* What the task requires
All of the data that follows should be output again without any alteration.

* Exercise material
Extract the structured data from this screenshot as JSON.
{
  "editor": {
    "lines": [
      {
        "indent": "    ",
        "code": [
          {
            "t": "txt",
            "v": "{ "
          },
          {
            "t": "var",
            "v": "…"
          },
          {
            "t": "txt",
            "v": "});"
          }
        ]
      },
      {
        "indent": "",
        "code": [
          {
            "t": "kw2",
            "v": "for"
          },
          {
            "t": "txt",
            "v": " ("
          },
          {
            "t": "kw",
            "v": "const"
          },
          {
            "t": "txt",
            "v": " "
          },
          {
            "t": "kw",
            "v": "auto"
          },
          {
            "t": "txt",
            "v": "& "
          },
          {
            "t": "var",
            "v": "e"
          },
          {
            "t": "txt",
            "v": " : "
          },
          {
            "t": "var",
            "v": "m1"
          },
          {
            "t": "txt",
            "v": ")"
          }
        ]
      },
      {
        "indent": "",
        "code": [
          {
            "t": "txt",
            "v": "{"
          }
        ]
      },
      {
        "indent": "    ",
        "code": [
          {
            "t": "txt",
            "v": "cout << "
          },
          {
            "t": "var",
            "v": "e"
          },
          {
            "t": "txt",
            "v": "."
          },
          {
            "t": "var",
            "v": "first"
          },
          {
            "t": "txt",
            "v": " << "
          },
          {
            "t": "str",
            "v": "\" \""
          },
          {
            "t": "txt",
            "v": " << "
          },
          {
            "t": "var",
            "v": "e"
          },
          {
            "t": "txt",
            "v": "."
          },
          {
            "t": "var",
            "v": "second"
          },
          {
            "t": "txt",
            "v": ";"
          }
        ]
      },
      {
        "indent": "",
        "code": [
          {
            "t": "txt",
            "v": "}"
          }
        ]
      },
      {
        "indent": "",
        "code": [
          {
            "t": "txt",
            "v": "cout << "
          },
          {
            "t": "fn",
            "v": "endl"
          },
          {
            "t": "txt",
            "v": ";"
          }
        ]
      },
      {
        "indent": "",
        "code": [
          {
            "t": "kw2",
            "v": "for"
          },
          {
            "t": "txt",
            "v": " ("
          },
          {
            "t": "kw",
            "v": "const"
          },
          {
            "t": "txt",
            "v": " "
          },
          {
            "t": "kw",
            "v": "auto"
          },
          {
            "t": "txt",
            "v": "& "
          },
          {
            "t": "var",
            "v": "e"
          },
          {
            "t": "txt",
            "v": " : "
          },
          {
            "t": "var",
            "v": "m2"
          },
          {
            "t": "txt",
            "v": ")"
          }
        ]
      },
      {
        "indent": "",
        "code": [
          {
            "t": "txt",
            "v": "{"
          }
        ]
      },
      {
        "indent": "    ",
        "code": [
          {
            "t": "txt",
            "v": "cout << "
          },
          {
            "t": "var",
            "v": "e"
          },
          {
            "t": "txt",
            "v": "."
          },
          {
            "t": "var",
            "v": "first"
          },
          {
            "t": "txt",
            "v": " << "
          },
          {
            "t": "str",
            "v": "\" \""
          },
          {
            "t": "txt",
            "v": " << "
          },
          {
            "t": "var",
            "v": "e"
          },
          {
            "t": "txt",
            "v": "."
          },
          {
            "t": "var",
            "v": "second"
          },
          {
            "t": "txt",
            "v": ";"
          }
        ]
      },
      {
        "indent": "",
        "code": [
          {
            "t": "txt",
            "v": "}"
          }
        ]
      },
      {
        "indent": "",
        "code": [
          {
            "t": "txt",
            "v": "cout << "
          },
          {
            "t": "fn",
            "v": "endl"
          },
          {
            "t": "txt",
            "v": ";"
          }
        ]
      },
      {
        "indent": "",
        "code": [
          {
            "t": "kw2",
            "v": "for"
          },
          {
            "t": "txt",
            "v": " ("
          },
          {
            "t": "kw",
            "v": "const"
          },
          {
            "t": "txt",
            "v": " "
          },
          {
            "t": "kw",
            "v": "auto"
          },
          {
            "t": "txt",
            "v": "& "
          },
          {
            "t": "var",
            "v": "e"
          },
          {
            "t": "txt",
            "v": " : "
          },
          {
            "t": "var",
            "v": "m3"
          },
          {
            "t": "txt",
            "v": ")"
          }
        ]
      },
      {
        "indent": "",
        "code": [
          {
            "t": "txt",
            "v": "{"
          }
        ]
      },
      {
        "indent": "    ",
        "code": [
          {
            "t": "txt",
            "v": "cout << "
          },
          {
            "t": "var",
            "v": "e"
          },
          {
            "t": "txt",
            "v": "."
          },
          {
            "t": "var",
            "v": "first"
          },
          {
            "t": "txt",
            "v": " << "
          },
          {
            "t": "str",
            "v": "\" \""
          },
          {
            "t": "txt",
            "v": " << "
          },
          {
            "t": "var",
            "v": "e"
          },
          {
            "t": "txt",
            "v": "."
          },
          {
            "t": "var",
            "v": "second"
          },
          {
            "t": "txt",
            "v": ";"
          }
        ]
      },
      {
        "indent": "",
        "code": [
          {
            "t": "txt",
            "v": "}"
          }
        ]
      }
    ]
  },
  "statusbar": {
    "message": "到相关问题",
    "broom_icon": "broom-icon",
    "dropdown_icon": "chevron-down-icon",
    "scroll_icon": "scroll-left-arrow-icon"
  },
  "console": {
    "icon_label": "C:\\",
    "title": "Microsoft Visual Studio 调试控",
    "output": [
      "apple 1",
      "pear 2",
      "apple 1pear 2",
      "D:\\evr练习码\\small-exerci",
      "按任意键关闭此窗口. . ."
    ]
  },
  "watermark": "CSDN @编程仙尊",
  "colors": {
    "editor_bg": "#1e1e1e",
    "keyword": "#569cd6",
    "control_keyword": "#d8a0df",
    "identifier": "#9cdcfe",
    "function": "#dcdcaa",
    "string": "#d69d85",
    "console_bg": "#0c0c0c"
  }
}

* Exercise answer
Extract the structured data from this screenshot as JSON.
{
  "editor": {
    "lines": [
      {
        "indent": "    ",
        "code": [
          {
            "t": "txt",
            "v": "{ "
          },
          {
            "t": "var",
            "v": "…"
          },
          {
            "t": "txt",
            "v": "});"
          }
        ]
      },
      {
        "indent": "",
        "code": [
          {
            "t": "kw2",
            "v": "for"
          },
          {
            "t": "txt",
            "v": " ("
          },
          {
            "t": "kw",
            "v": "const"
          },
          {
            "t": "txt",
            "v": " "
          },
          {
            "t": "kw",
            "v": "auto"
          },
          {
            "t": "txt",
            "v": "& "
          },
          {
            "t": "var",
            "v": "e"
          },
          {
            "t": "txt",
            "v": " : "
          },
          {
            "t": "var",
            "v": "m1"
          },
          {
            "t": "txt",
            "v": ")"
          }
        ]
      },
      {
        "indent": "",
        "code": [
          {
            "t": "txt",
            "v": "{"
          }
        ]
      },
      {
        "indent": "    ",
        "code": [
          {
            "t": "txt",
            "v": "cout << "
          },
          {
            "t": "var",
            "v": "e"
          },
          {
            "t": "txt",
            "v": "."
          },
          {
            "t": "var",
            "v": "first"
          },
          {
            "t": "txt",
            "v": " << "
          },
          {
            "t": "str",
            "v": "\" \""
          },
          {
            "t": "txt",
            "v": " << "
          },
          {
            "t": "var",
            "v": "e"
          },
          {
            "t": "txt",
            "v": "."
          },
          {
            "t": "var",
            "v": "second"
          },
          {
            "t": "txt",
            "v": ";"
          }
        ]
      },
      {
        "indent": "",
        "code": [
          {
            "t": "txt",
            "v": "}"
          }
        ]
      },
      {
        "indent": "",
        "code": [
          {
            "t": "txt",
            "v": "cout << "
          },
          {
            "t": "fn",
            "v": "endl"
          },
          {
            "t": "txt",
            "v": ";"
          }
        ]
      },
      {
        "indent": "",
        "code": [
          {
            "t": "kw2",
            "v": "for"
          },
          {
            "t": "txt",
            "v": " ("
          },
          {
            "t": "kw",
            "v": "const"
          },
          {
            "t": "txt",
            "v": " "
          },
          {
            "t": "kw",
            "v": "auto"
          },
          {
            "t": "txt",
            "v": "& "
          },
          {
            "t": "var",
            "v": "e"
          },
          {
            "t": "txt",
            "v": " : "
          },
          {
            "t": "var",
            "v": "m2"
          },
          {
            "t": "txt",
            "v": ")"
          }
        ]
      },
      {
        "indent": "",
        "code": [
          {
            "t": "txt",
            "v": "{"
          }
        ]
      },
      {
        "indent": "    ",
        "code": [
          {
            "t": "txt",
            "v": "cout << "
          },
          {
            "t": "var",
            "v": "e"
          },
          {
            "t": "txt",
            "v": "."
          },
          {
            "t": "var",
            "v": "first"
          },
          {
            "t": "txt",
            "v": " << "
          },
          {
            "t": "str",
            "v": "\" \""
          },
          {
            "t": "txt",
            "v": " << "
          },
          {
            "t": "var",
            "v": "e"
          },
          {
            "t": "txt",
            "v": "."
          },
          {
            "t": "var",
            "v": "second"
          },
          {
            "t": "txt",
            "v": ";"
          }
        ]
      },
      {
        "indent": "",
        "code": [
          {
            "t": "txt",
            "v": "}"
          }
        ]
      },
      {
        "indent": "",
        "code": [
          {
            "t": "txt",
            "v": "cout << "
          },
          {
            "t": "fn",
            "v": "endl"
          },
          {
            "t": "txt",
            "v": ";"
          }
        ]
      },
      {
        "indent": "",
        "code": [
          {
            "t": "kw2",
            "v": "for"
          },
          {
            "t": "txt",
            "v": " ("
          },
          {
            "t": "kw",
            "v": "const"
          },
          {
            "t": "txt",
            "v": " "
          },
          {
            "t": "kw",
            "v": "auto"
          },
          {
            "t": "txt",
            "v": "& "
          },
          {
            "t": "var",
            "v": "e"
          },
          {
            "t": "txt",
            "v": " : "
          },
          {
            "t": "var",
            "v": "m3"
          },
          {
            "t": "txt",
            "v": ")"
          }
        ]
      },
      {
        "indent": "",
        "code": [
          {
            "t": "txt",
            "v": "{"
          }
        ]
      },
      {
        "indent": "    ",
        "code": [
          {
            "t": "txt",
            "v": "cout << "
          },
          {
            "t": "var",
            "v": "e"
          },
          {
            "t": "txt",
            "v": "."
          },
          {
            "t": "var",
            "v": "first"
          },
          {
            "t": "txt",
            "v": " << "
          },
          {
            "t": "str",
            "v": "\" \""
          },
          {
            "t": "txt",
            "v": " << "
          },
          {
            "t": "var",
            "v": "e"
          },
          {
            "t": "txt",
            "v": "."
          },
          {
            "t": "var",
            "v": "second"
          },
          {
            "t": "txt",
            "v": ";"
          }
        ]
      },
      {
        "indent": "",
        "code": [
          {
            "t": "txt",
            "v": "}"
          }
        ]
      }
    ]
  },
  "statusbar": {
    "message": "到相关问题",
    "broom_icon": "broom-icon",
    "dropdown_icon": "chevron-down-icon",
    "scroll_icon": "scroll-left-arrow-icon"
  },
  "console": {
    "icon_label": "C:\\",
    "title": "Microsoft Visual Studio 调试控",
    "output": [
      "apple 1",
      "pear 2",
      "apple 1pear 2",
      "D:\\evr练习码\\small-exerci",
      "按任意键关闭此窗口. . ."
    ]
  },
  "watermark": "CSDN @编程仙尊",
  "colors": {
    "editor_bg": "#1e1e1e",
    "keyword": "#569cd6",
    "control_keyword": "#d8a0df",
    "identifier": "#9cdcfe",
    "function": "#dcdcaa",
    "string": "#d69d85",
    "console_bg": "#0c0c0c"
  }
}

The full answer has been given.